The only Feast of the Lord celebration during which branches are waved is the Feast of Tabernacles, in the Fall of the year.  During this Feast, a cluster of ‘. . . palm fronds, leafy branches, and poplars (Leviticus 23:40) is waved to recognize and glorify the Messiah. Collectively, these leafy branches are called ‘lulav.’

So, why did John specifically mention that palm branches were waved on this Passover occasion, while Matthew 21:8 recalled branches from the trees’ [like the willow], and Mark 11:8 cited ‘branches they had cut in the fields’ [like leafy branches of the myrtle]. Collectively, the Gospel accounts of John, Matthew, and Mark seem to be describing the three components of the lulav.

Traditionally, Jewish Rabbis taught that ‘Whatever time of year the Messiah was to appear, the Jews were to greet and hail Him by taking up the lulav clusters and singing Hosannas to Him as the Holy One of Israel’ (Peskita de Rab Kahana, 27:3 – as referenced in Messiah in the Feasts of Israel, a book originally published in 2002 by author and Messianic Jew Dr. Sam Nadler.

That is the rest of the story.  So perhaps what we now call Palm Sunday could just as easily been labeled Lulav Sunday.
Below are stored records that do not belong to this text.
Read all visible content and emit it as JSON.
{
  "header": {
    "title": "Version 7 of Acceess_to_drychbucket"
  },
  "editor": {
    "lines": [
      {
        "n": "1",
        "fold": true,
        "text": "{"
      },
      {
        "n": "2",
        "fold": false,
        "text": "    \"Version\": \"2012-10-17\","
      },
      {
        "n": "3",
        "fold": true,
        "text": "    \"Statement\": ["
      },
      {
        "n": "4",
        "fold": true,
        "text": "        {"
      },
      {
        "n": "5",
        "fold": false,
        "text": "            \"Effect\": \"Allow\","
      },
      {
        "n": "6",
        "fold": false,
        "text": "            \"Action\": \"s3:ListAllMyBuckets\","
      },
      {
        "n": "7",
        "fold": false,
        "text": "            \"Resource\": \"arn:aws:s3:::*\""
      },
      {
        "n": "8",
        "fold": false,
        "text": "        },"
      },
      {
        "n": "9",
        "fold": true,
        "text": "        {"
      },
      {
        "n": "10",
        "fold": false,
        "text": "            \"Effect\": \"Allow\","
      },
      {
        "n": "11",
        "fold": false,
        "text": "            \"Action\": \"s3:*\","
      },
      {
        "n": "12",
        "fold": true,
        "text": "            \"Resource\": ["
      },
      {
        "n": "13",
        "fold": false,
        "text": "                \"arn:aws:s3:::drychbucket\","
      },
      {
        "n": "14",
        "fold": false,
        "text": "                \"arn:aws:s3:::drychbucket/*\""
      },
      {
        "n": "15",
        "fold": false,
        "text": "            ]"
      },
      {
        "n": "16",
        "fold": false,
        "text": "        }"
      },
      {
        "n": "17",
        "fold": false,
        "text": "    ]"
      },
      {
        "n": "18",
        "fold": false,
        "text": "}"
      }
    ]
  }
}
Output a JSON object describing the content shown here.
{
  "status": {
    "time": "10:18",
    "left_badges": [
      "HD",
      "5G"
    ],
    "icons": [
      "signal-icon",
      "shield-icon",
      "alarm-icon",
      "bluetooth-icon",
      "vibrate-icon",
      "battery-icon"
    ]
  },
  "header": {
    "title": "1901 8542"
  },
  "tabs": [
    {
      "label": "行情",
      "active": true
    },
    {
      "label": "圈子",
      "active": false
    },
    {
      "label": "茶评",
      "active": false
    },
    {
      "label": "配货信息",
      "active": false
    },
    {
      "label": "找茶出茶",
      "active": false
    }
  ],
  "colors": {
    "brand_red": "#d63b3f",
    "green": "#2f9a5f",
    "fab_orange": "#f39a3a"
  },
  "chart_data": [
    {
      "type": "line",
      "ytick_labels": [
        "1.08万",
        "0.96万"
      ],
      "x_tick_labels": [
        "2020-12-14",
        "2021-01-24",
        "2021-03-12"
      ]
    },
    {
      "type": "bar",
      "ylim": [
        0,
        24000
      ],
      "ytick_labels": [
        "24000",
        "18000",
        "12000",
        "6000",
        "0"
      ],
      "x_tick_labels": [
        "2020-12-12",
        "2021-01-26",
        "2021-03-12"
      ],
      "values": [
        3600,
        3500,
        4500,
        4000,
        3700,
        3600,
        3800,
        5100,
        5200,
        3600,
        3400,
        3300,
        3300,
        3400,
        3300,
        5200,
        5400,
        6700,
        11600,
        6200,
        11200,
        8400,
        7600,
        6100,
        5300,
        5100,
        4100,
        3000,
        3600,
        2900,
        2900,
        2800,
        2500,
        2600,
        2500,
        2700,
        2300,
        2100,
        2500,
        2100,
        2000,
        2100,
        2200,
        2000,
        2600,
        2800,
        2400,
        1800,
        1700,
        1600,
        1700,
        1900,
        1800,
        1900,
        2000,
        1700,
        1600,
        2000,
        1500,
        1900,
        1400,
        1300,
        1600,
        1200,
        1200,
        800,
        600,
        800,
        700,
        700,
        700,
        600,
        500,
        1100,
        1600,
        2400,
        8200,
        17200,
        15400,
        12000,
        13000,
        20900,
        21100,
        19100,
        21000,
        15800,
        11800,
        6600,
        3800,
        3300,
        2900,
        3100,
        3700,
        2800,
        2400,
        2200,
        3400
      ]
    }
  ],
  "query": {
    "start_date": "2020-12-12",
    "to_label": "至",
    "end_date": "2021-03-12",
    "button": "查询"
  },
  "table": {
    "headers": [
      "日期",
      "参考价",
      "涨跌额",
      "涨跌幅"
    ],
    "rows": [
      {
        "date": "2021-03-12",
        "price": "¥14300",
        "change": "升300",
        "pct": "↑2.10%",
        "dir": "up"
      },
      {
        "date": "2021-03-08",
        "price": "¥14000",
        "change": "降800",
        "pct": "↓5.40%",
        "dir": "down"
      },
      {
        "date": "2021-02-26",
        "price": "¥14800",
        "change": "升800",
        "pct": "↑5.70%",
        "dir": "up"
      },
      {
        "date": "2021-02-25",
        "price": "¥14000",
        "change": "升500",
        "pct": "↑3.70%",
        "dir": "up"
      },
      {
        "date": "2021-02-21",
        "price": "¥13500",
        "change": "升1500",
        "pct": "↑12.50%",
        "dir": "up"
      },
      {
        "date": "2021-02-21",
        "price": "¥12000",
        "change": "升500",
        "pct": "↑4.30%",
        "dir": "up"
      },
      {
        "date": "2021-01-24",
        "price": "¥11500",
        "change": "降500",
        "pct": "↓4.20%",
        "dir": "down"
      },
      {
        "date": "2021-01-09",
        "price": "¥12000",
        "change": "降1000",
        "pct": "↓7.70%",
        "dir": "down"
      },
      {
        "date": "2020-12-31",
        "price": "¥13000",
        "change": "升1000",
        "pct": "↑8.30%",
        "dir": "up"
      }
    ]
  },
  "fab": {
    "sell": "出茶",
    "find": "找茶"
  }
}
Either way, what is most important is that we recognize Yeshua (Jesus) as the Jewish Messiah, the promised Son of God, and the Savior of the World. His entry into Jerusalem on that long-ago Sunday changed the world – regardless what plants the adoring Jews waved before Him.

%d bloggers like this: